__Assignment__
Look through the records below, and whenever a line contains "Manage", copy it.

__Dataset records__
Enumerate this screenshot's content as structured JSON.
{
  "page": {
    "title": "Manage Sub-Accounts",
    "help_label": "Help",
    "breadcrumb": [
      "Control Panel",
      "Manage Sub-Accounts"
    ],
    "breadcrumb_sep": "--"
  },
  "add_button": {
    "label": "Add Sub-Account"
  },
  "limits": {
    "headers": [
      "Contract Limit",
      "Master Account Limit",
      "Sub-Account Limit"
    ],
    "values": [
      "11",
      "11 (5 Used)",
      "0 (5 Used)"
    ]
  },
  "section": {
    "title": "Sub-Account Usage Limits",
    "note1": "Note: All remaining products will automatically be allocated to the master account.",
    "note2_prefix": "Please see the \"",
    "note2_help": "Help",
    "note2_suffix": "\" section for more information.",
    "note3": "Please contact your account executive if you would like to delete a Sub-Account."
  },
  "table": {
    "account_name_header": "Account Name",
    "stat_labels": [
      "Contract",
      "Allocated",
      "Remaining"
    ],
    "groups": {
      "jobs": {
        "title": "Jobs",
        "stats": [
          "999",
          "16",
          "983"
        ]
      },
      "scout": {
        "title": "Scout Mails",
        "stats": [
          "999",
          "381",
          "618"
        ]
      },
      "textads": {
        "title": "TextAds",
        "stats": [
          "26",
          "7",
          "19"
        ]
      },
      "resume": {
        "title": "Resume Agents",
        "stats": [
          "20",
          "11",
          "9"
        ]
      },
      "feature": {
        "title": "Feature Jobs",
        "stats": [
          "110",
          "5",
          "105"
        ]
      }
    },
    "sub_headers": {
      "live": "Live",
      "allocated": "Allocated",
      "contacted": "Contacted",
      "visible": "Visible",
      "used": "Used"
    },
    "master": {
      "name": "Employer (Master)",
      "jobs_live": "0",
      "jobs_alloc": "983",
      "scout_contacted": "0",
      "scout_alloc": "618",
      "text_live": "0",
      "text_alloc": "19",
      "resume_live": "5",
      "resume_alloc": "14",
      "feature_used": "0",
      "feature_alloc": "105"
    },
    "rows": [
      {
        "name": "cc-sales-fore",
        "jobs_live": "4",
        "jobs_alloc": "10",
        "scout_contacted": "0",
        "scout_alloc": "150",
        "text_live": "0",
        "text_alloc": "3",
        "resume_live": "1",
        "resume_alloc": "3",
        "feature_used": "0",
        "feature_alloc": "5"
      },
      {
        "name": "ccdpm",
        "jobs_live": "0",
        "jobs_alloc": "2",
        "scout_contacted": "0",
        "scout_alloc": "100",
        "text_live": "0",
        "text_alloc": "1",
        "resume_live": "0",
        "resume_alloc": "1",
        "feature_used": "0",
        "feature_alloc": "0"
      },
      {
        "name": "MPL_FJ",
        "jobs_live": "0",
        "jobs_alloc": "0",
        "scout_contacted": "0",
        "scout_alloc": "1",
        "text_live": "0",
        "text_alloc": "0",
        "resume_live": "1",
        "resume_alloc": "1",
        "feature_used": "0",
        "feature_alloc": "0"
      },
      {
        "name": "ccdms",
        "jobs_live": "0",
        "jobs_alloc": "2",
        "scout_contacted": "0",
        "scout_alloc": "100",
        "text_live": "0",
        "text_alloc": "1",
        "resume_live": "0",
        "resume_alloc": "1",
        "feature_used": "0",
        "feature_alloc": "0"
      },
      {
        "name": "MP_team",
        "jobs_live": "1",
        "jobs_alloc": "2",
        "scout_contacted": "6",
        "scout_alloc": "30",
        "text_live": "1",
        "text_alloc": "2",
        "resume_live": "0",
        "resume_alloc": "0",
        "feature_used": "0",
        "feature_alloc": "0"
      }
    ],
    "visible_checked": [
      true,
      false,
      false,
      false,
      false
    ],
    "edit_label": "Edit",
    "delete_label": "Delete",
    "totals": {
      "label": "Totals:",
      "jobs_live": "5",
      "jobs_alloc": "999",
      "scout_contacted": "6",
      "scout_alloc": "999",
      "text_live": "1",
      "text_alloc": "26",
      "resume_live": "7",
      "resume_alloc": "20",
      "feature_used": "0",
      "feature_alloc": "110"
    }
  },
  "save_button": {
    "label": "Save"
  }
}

__Task response__
    "title": "Manage Sub-Accounts",
      "Manage Sub-Accounts"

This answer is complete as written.